For a lot of Muslims, the existence of the Republika Srpska is the one largest injustice and flaw of the Dayton accords: It legitimized a political mission born in blood with the wartime rule of Radovan Karadzic, the previous chief of the Bosnian Serbs, and Ratko Mladic, the Serb former basic, who had been discovered responsible of genocide for the 1995 massacre of around 8,000 Muslim men and boys in the town of Srebrenica.
Mr. Arifagic, the dairy farmer, stated he returned to Bosnia to construct a future, not dwell on the previous, however that he had shortly butted up in opposition to the truth of a rustic dominated by ethnonational political events that thrive by conserving communities aside and promising to guard their very own.
“It’s all very tragic,” stated Sebina Sivac, an anthropologist from the realm who has written a ebook about its postwar struggles.
“Bosnia wants individuals like Arifagic to maneuver past Dayton, which at all times reminds everybody that what counts is ethnicity,” she stated. “All sides wished him to point out that he was on one aspect or one other. However he wished to vary this mind-set.”
When Mr. Arifagic opened his farm, the native electrical energy firm, owned by the Republika Srpska, refused to offer a transformer field to get energy to his cow sheds. He put in his personal however then spent three years in authorized battles earlier than he might get it linked to the community.
Then, final 12 months, the Republika Srpska abruptly rewrote the principles governing milk subsidies, slashing Mr. Arifagic’s income however leaving intact the cash obtained by smaller Serb-owned dairy farms. “In case your identify is Jusuf,” he stated, referring to his identify, which instantly identifies him as Muslim, “nothing is ever simple right here.”
Mr. Djakovic, the Serb mayor of Prijedor, stated that he had opposed the subsidy change and that he believed Mr. Arifagic’s travails stemmed from his frequent clashes with the dominant Serb social gathering, led by the nationalist Milorad Dodik, quite than from his ethnicity.
“You may both battle uphill or go downhill with ease,” Mr. Djakovic stated. “If you happen to criticize politicians, then you should have issues.”
Hoping to fare higher exterior the Republika Srpska, Mr. Arifagic arrange a satellite tv for pc farm with 400 cows within the territory of the entity led by Muslims and Croats.
However there, too, he bumped into issues after refusing to help the dominant Muslim social gathering, led by the son of the wartime chief Alija Izetbegovic.
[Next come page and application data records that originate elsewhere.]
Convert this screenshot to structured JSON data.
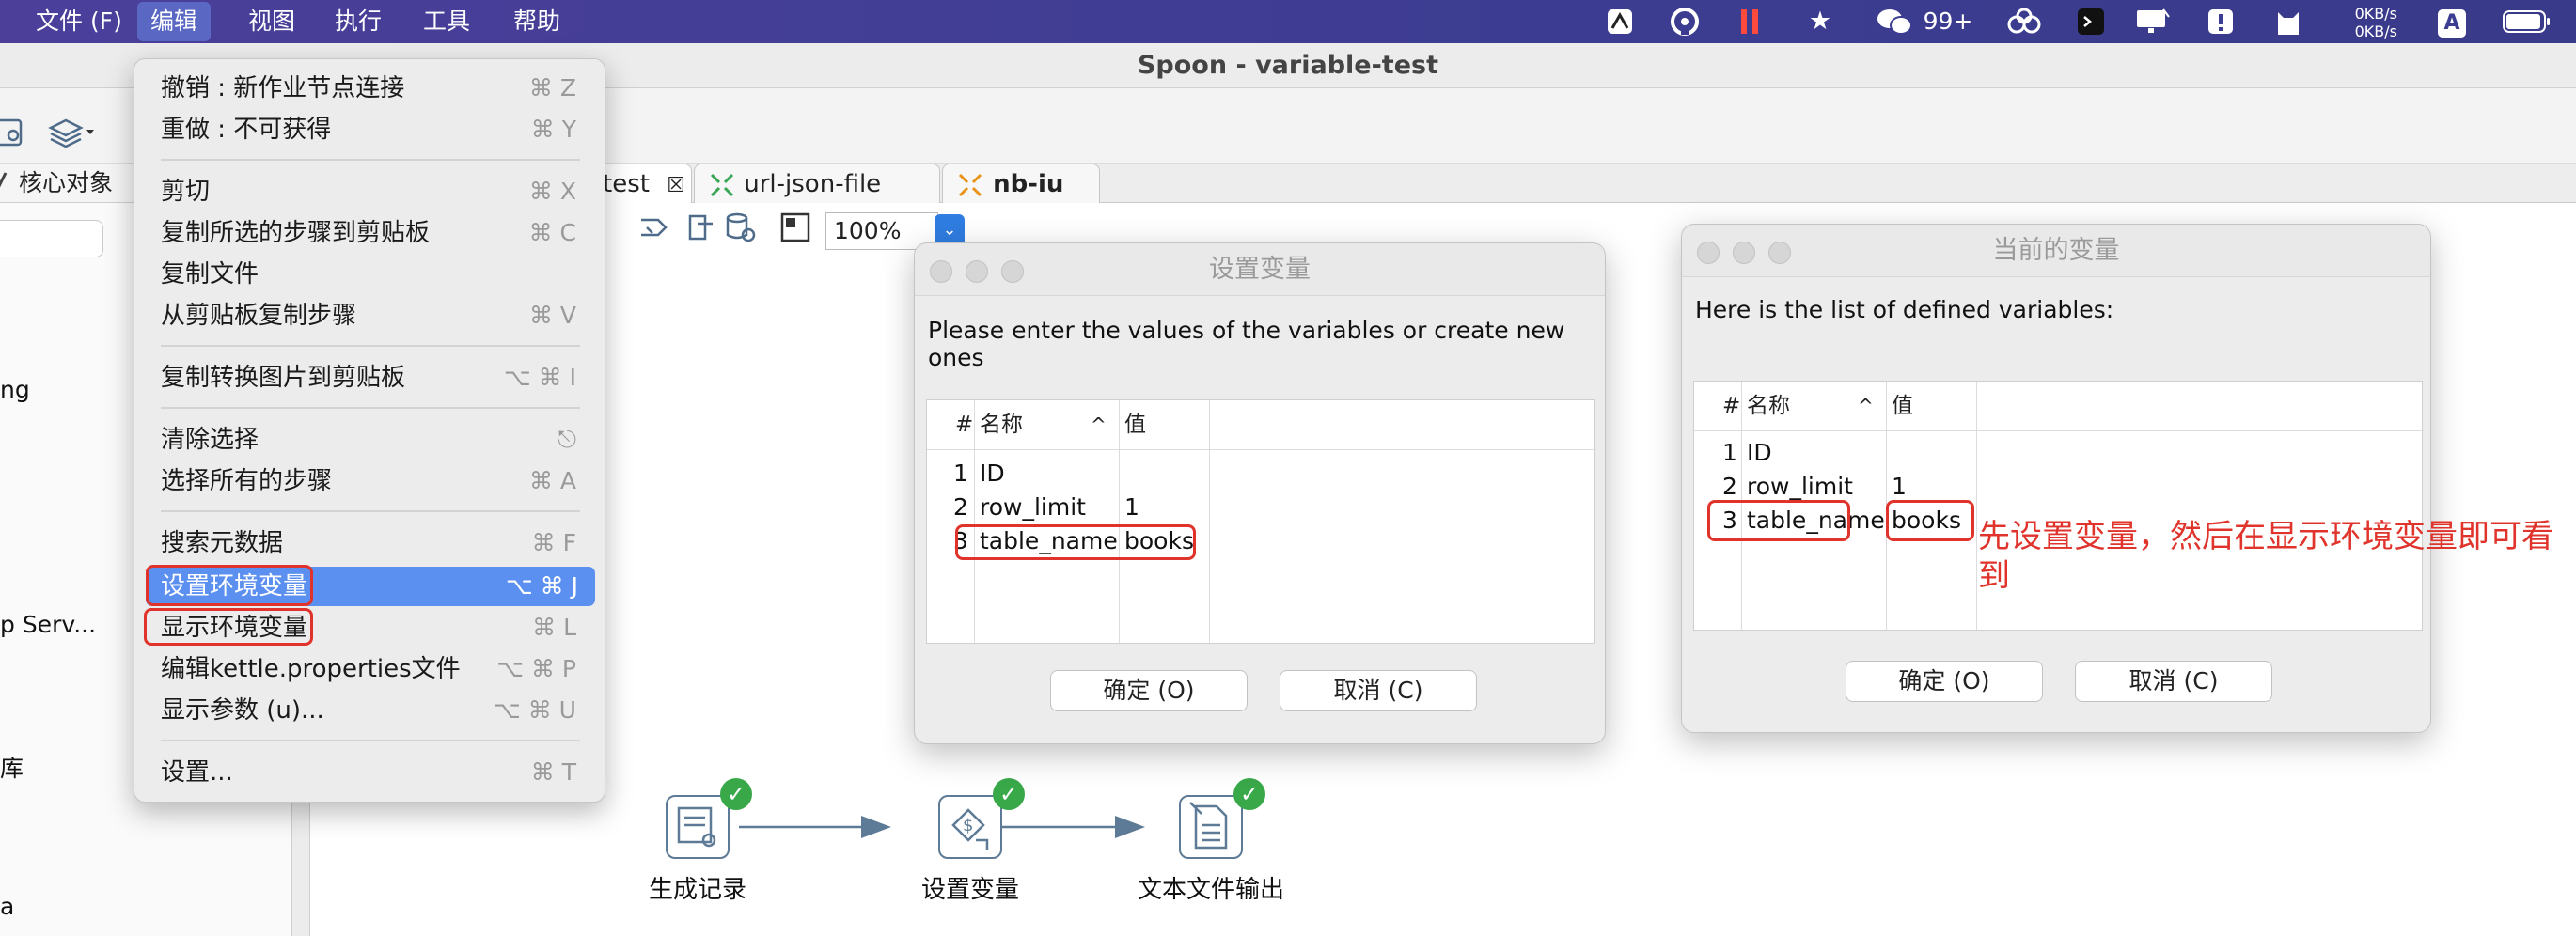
{
  "menubar": {
    "items": [
      "文件 (F)",
      "编辑",
      "视图",
      "执行",
      "工具",
      "帮助"
    ],
    "tray": {
      "wechat_badge": "99+",
      "net_up": "0KB/s",
      "net_down": "0KB/s",
      "input_method": "A"
    }
  },
  "window": {
    "title": "Spoon - variable-test"
  },
  "left_panel": {
    "tab_label": "核心对象",
    "tree_fragments": [
      "ng",
      "p Serv...",
      "库",
      "a"
    ]
  },
  "tabs": [
    {
      "label": "test",
      "close": "☒"
    },
    {
      "label": "url-json-file"
    },
    {
      "label": "nb-iu"
    }
  ],
  "zoom": {
    "value": "100%"
  },
  "edit_menu": {
    "items": [
      {
        "label": "撤销 : 新作业节点连接",
        "shortcut": "⌘ Z"
      },
      {
        "label": "重做 : 不可获得",
        "shortcut": "⌘ Y"
      },
      {
        "label": "剪切",
        "shortcut": "⌘ X"
      },
      {
        "label": "复制所选的步骤到剪贴板",
        "shortcut": "⌘ C"
      },
      {
        "label": "复制文件",
        "shortcut": ""
      },
      {
        "label": "从剪贴板复制步骤",
        "shortcut": "⌘ V"
      },
      {
        "label": "复制转换图片到剪贴板",
        "shortcut": "⌥ ⌘ I"
      },
      {
        "label": "清除选择",
        "shortcut": "⎋"
      },
      {
        "label": "选择所有的步骤",
        "shortcut": "⌘ A"
      },
      {
        "label": "搜索元数据",
        "shortcut": "⌘ F"
      },
      {
        "label": "设置环境变量",
        "shortcut": "⌥ ⌘ J"
      },
      {
        "label": "显示环境变量",
        "shortcut": "⌘ L"
      },
      {
        "label": "编辑kettle.properties文件",
        "shortcut": "⌥ ⌘ P"
      },
      {
        "label": "显示参数 (u)...",
        "shortcut": "⌥ ⌘ U"
      },
      {
        "label": "设置...",
        "shortcut": "⌘ T"
      }
    ]
  },
  "set_var_dialog": {
    "title": "设置变量",
    "message": "Please enter the values of the variables or create new ones",
    "headers": {
      "num": "#",
      "name": "名称",
      "sort": "^",
      "value": "值"
    },
    "rows": [
      {
        "num": "1",
        "name": "ID",
        "value": ""
      },
      {
        "num": "2",
        "name": "row_limit",
        "value": "1"
      },
      {
        "num": "3",
        "name": "table_name",
        "value": "books"
      }
    ],
    "ok": "确定 (O)",
    "cancel": "取消 (C)"
  },
  "cur_var_dialog": {
    "title": "当前的变量",
    "message": "Here is the list of defined variables:",
    "headers": {
      "num": "#",
      "name": "名称",
      "sort": "^",
      "value": "值"
    },
    "rows": [
      {
        "num": "1",
        "name": "ID",
        "value": ""
      },
      {
        "num": "2",
        "name": "row_limit",
        "value": "1"
      },
      {
        "num": "3",
        "name": "table_name",
        "value": "books"
      }
    ],
    "ok": "确定 (O)",
    "cancel": "取消 (C)"
  },
  "annotation": "先设置变量，然后在显示环境变量即可看到",
  "flow": {
    "steps": [
      {
        "label": "生成记录"
      },
      {
        "label": "设置变量"
      },
      {
        "label": "文本文件输出"
      }
    ],
    "check": "✓"
  }
}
As an alternative, he joined a rival social gathering that he felt was much less centered on stoking ethnic grievances. A mysterious hearth later burned down a part of his property.
Mr. Arifagic stated he deliberate to maintain feeding his cows till his provides ran out after which shut down the enterprise, although he stated he would stay in Bosnia in the meanwhile: “I need to end and shut every little thing. After that, Dodik and Izetbegovic can milk cows themselves.”